Although the entries contain pictures, repeat only their words, exactly as written.

START Provided records

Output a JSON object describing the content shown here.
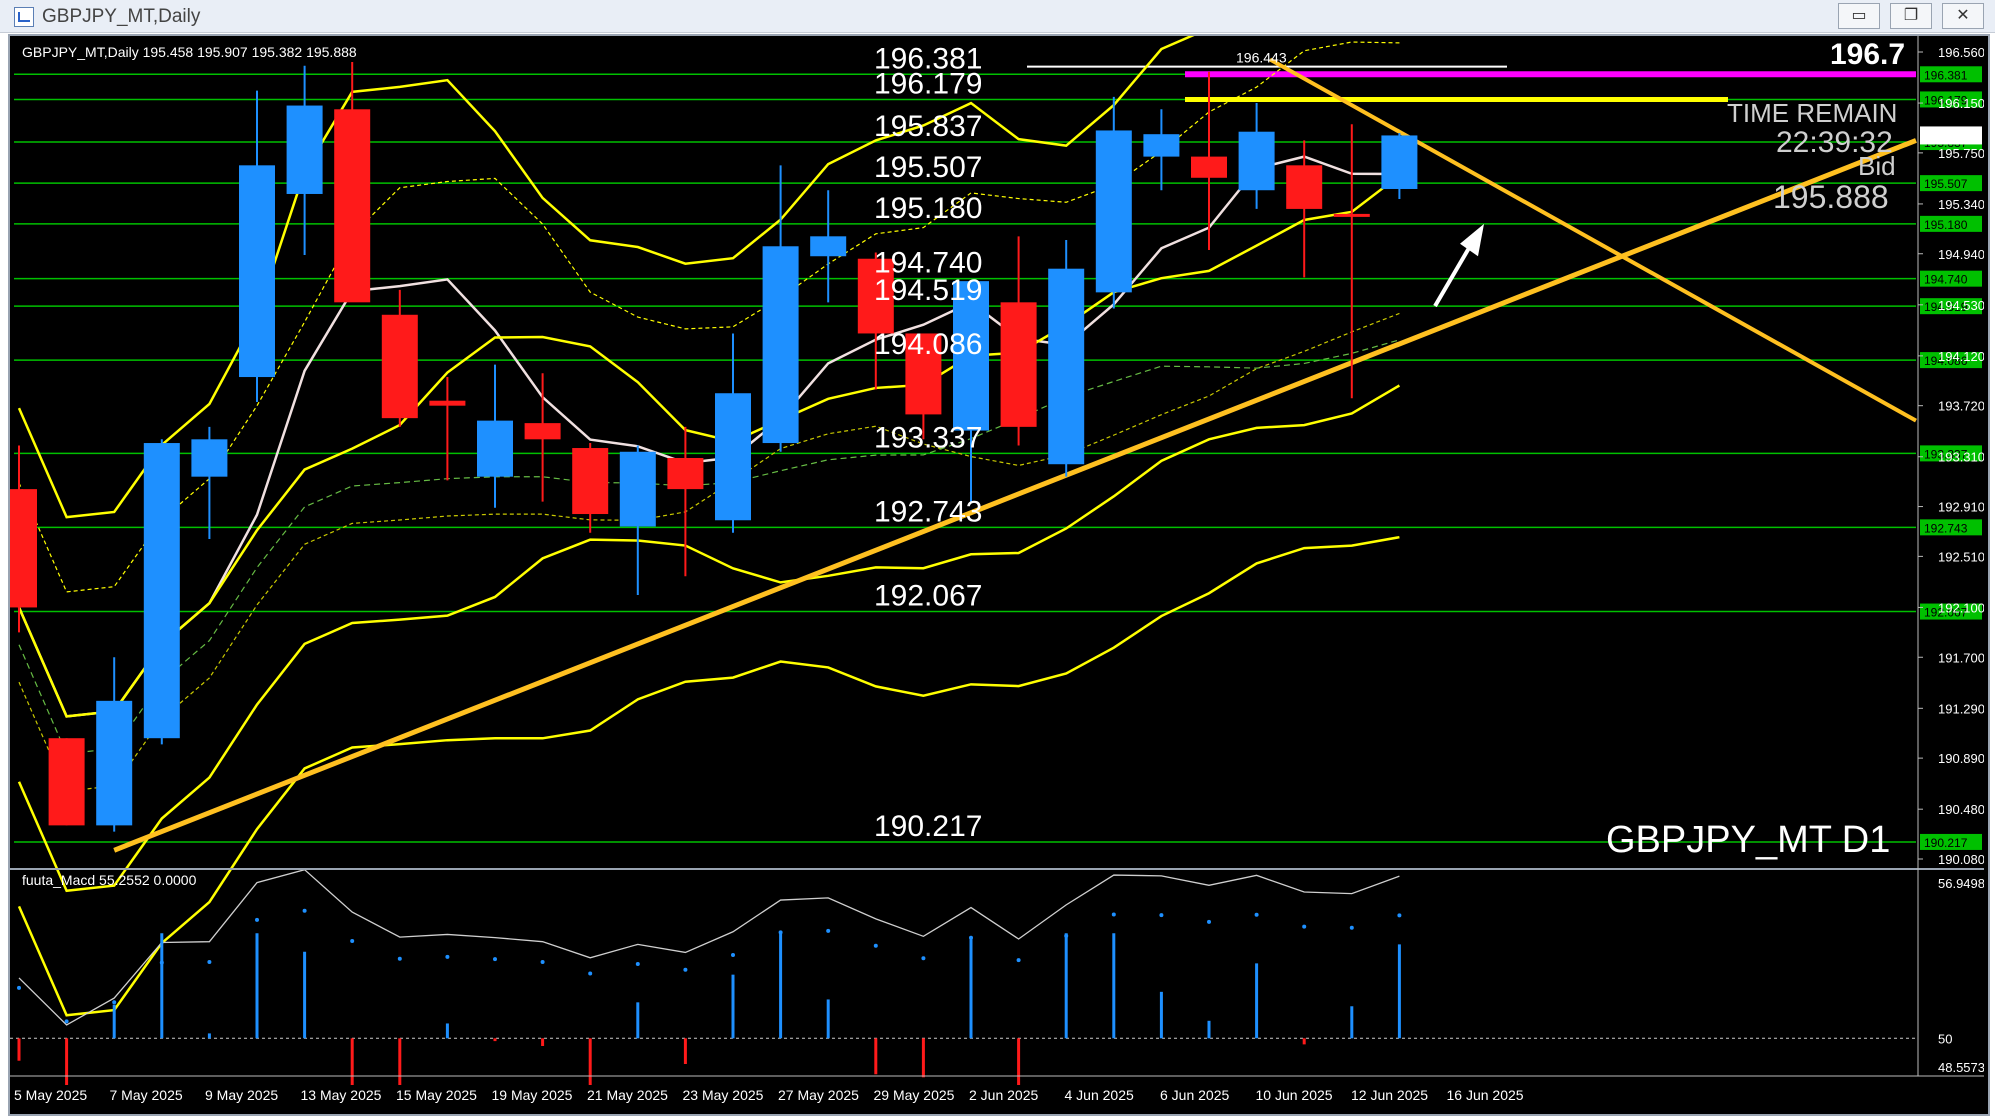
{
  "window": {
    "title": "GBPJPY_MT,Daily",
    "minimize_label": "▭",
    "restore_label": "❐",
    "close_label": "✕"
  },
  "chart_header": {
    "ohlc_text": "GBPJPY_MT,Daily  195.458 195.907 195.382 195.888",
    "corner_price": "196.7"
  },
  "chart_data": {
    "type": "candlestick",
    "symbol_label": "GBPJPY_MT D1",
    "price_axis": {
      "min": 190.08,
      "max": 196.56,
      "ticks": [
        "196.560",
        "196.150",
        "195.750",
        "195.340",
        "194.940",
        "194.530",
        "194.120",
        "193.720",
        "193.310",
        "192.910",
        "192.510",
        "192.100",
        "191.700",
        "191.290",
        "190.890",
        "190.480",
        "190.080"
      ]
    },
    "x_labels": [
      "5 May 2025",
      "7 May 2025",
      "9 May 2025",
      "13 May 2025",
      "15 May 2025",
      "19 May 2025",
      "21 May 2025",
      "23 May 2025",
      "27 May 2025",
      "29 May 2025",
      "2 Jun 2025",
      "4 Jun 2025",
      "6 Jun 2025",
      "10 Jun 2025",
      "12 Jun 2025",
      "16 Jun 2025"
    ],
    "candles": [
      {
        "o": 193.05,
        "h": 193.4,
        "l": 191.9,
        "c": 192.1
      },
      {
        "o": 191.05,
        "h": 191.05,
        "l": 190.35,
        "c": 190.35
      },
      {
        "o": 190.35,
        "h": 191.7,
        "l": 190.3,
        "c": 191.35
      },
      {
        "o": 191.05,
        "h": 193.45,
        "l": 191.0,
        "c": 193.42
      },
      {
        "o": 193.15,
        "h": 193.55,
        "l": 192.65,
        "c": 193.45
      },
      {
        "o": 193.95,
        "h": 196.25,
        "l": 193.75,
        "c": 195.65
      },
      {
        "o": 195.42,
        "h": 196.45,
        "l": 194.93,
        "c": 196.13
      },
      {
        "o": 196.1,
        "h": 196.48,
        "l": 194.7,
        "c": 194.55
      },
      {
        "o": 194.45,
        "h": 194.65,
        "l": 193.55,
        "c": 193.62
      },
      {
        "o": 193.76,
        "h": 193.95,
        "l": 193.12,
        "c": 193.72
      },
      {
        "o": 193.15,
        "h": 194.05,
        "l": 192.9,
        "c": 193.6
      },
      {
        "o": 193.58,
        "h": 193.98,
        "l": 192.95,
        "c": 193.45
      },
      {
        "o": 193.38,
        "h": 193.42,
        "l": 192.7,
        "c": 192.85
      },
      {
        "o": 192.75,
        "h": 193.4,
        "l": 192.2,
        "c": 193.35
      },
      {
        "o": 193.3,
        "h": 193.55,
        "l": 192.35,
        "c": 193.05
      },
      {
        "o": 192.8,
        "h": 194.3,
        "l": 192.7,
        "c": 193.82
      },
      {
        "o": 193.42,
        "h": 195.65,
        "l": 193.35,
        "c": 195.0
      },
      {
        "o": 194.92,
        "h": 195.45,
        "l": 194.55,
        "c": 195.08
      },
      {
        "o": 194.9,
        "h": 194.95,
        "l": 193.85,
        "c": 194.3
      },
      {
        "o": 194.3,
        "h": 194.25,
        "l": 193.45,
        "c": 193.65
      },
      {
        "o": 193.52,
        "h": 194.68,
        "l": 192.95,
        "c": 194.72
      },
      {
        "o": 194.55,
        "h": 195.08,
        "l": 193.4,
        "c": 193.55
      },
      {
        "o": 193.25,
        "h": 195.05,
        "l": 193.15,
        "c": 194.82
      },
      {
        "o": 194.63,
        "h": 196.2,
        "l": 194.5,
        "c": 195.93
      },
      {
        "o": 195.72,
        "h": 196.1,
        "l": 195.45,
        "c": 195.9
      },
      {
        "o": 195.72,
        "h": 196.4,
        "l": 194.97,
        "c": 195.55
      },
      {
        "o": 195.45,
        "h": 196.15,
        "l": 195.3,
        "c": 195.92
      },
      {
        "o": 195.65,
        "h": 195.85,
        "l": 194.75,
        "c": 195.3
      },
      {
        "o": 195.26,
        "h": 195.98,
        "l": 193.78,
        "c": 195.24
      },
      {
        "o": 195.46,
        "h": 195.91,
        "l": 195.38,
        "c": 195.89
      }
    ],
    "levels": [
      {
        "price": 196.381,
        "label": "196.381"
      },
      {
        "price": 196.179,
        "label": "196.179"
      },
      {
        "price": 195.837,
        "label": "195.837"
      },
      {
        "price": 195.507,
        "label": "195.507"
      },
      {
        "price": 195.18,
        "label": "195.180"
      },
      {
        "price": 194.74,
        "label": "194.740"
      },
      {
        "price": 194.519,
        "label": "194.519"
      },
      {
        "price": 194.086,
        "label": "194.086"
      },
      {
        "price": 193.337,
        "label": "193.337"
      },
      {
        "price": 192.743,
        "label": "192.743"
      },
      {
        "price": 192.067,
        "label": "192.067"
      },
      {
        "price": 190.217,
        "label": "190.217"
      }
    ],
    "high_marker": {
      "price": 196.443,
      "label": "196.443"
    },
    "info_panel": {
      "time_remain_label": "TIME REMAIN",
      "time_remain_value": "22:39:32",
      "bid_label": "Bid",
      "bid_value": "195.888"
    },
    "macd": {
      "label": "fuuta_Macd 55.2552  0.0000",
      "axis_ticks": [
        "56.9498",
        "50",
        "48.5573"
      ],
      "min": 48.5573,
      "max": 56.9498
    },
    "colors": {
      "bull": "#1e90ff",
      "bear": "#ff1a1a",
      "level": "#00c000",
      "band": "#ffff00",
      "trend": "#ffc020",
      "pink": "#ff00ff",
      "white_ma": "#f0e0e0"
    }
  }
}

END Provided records

### Response to this exercise:
Output a JSON object describing the content shown here.
{
  "window": {
    "title": "GBPJPY_MT,Daily",
    "minimize_label": "▭",
    "restore_label": "❐",
    "close_label": "✕"
  },
  "chart_header": {
    "ohlc_text": "GBPJPY_MT,Daily  195.458 195.907 195.382 195.888",
    "corner_price": "196.7"
  },
  "chart_data": {
    "type": "candlestick",
    "symbol_label": "GBPJPY_MT D1",
    "price_axis": {
      "min": 190.08,
      "max": 196.56,
      "ticks": [
        "196.560",
        "196.150",
        "195.750",
        "195.340",
        "194.940",
        "194.530",
        "194.120",
        "193.720",
        "193.310",
        "192.910",
        "192.510",
        "192.100",
        "191.700",
        "191.290",
        "190.890",
        "190.480",
        "190.080"
      ]
    },
    "x_labels": [
      "5 May 2025",
      "7 May 2025",
      "9 May 2025",
      "13 May 2025",
      "15 May 2025",
      "19 May 2025",
      "21 May 2025",
      "23 May 2025",
      "27 May 2025",
      "29 May 2025",
      "2 Jun 2025",
      "4 Jun 2025",
      "6 Jun 2025",
      "10 Jun 2025",
      "12 Jun 2025",
      "16 Jun 2025"
    ],
    "candles": [
      {
        "o": 193.05,
        "h": 193.4,
        "l": 191.9,
        "c": 192.1
      },
      {
        "o": 191.05,
        "h": 191.05,
        "l": 190.35,
        "c": 190.35
      },
      {
        "o": 190.35,
        "h": 191.7,
        "l": 190.3,
        "c": 191.35
      },
      {
        "o": 191.05,
        "h": 193.45,
        "l": 191.0,
        "c": 193.42
      },
      {
        "o": 193.15,
        "h": 193.55,
        "l": 192.65,
        "c": 193.45
      },
      {
        "o": 193.95,
        "h": 196.25,
        "l": 193.75,
        "c": 195.65
      },
      {
        "o": 195.42,
        "h": 196.45,
        "l": 194.93,
        "c": 196.13
      },
      {
        "o": 196.1,
        "h": 196.48,
        "l": 194.7,
        "c": 194.55
      },
      {
        "o": 194.45,
        "h": 194.65,
        "l": 193.55,
        "c": 193.62
      },
      {
        "o": 193.76,
        "h": 193.95,
        "l": 193.12,
        "c": 193.72
      },
      {
        "o": 193.15,
        "h": 194.05,
        "l": 192.9,
        "c": 193.6
      },
      {
        "o": 193.58,
        "h": 193.98,
        "l": 192.95,
        "c": 193.45
      },
      {
        "o": 193.38,
        "h": 193.42,
        "l": 192.7,
        "c": 192.85
      },
      {
        "o": 192.75,
        "h": 193.4,
        "l": 192.2,
        "c": 193.35
      },
      {
        "o": 193.3,
        "h": 193.55,
        "l": 192.35,
        "c": 193.05
      },
      {
        "o": 192.8,
        "h": 194.3,
        "l": 192.7,
        "c": 193.82
      },
      {
        "o": 193.42,
        "h": 195.65,
        "l": 193.35,
        "c": 195.0
      },
      {
        "o": 194.92,
        "h": 195.45,
        "l": 194.55,
        "c": 195.08
      },
      {
        "o": 194.9,
        "h": 194.95,
        "l": 193.85,
        "c": 194.3
      },
      {
        "o": 194.3,
        "h": 194.25,
        "l": 193.45,
        "c": 193.65
      },
      {
        "o": 193.52,
        "h": 194.68,
        "l": 192.95,
        "c": 194.72
      },
      {
        "o": 194.55,
        "h": 195.08,
        "l": 193.4,
        "c": 193.55
      },
      {
        "o": 193.25,
        "h": 195.05,
        "l": 193.15,
        "c": 194.82
      },
      {
        "o": 194.63,
        "h": 196.2,
        "l": 194.5,
        "c": 195.93
      },
      {
        "o": 195.72,
        "h": 196.1,
        "l": 195.45,
        "c": 195.9
      },
      {
        "o": 195.72,
        "h": 196.4,
        "l": 194.97,
        "c": 195.55
      },
      {
        "o": 195.45,
        "h": 196.15,
        "l": 195.3,
        "c": 195.92
      },
      {
        "o": 195.65,
        "h": 195.85,
        "l": 194.75,
        "c": 195.3
      },
      {
        "o": 195.26,
        "h": 195.98,
        "l": 193.78,
        "c": 195.24
      },
      {
        "o": 195.46,
        "h": 195.91,
        "l": 195.38,
        "c": 195.89
      }
    ],
    "levels": [
      {
        "price": 196.381,
        "label": "196.381"
      },
      {
        "price": 196.179,
        "label": "196.179"
      },
      {
        "price": 195.837,
        "label": "195.837"
      },
      {
        "price": 195.507,
        "label": "195.507"
      },
      {
        "price": 195.18,
        "label": "195.180"
      },
      {
        "price": 194.74,
        "label": "194.740"
      },
      {
        "price": 194.519,
        "label": "194.519"
      },
      {
        "price": 194.086,
        "label": "194.086"
      },
      {
        "price": 193.337,
        "label": "193.337"
      },
      {
        "price": 192.743,
        "label": "192.743"
      },
      {
        "price": 192.067,
        "label": "192.067"
      },
      {
        "price": 190.217,
        "label": "190.217"
      }
    ],
    "high_marker": {
      "price": 196.443,
      "label": "196.443"
    },
    "info_panel": {
      "time_remain_label": "TIME REMAIN",
      "time_remain_value": "22:39:32",
      "bid_label": "Bid",
      "bid_value": "195.888"
    },
    "macd": {
      "label": "fuuta_Macd 55.2552  0.0000",
      "axis_ticks": [
        "56.9498",
        "50",
        "48.5573"
      ],
      "min": 48.5573,
      "max": 56.9498
    },
    "colors": {
      "bull": "#1e90ff",
      "bear": "#ff1a1a",
      "level": "#00c000",
      "band": "#ffff00",
      "trend": "#ffc020",
      "pink": "#ff00ff",
      "white_ma": "#f0e0e0"
    }
  }
}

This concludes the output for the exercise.